··· PROVIDED RECORDS
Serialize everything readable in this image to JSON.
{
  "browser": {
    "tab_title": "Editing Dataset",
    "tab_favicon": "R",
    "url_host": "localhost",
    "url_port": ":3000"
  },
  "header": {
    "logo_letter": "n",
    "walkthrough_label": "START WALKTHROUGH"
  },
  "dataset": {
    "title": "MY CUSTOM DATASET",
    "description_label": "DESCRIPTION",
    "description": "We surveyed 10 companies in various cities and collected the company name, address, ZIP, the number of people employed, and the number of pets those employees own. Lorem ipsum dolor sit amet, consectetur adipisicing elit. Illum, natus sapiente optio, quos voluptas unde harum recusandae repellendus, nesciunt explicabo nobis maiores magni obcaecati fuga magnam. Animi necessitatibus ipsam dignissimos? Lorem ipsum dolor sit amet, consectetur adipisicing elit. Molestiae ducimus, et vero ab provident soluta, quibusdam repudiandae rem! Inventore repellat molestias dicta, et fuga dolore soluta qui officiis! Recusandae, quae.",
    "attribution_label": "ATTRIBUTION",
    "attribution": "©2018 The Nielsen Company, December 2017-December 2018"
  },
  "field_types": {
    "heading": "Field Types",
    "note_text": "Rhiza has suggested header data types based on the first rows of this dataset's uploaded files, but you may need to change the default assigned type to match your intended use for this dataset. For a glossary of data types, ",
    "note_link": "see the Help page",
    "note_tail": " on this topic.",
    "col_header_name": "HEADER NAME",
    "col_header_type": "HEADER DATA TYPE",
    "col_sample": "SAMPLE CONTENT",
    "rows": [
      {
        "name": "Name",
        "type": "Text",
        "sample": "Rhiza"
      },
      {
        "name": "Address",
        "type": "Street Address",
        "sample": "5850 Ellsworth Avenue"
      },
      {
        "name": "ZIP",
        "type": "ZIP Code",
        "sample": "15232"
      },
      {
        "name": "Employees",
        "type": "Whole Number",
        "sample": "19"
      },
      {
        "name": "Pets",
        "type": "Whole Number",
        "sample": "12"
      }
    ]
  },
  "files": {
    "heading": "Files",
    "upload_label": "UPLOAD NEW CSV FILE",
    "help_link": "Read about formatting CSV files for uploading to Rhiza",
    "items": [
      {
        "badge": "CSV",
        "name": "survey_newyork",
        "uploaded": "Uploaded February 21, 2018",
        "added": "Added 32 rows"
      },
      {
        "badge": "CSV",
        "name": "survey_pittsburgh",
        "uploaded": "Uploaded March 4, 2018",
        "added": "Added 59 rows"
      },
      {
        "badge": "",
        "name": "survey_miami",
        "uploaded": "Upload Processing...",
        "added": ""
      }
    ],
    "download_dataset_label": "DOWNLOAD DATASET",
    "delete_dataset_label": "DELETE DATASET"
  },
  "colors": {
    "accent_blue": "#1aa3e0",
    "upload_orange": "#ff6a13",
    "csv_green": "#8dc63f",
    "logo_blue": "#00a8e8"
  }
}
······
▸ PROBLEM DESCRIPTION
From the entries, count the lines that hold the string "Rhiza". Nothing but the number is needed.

▸ TASK OUTPUT
3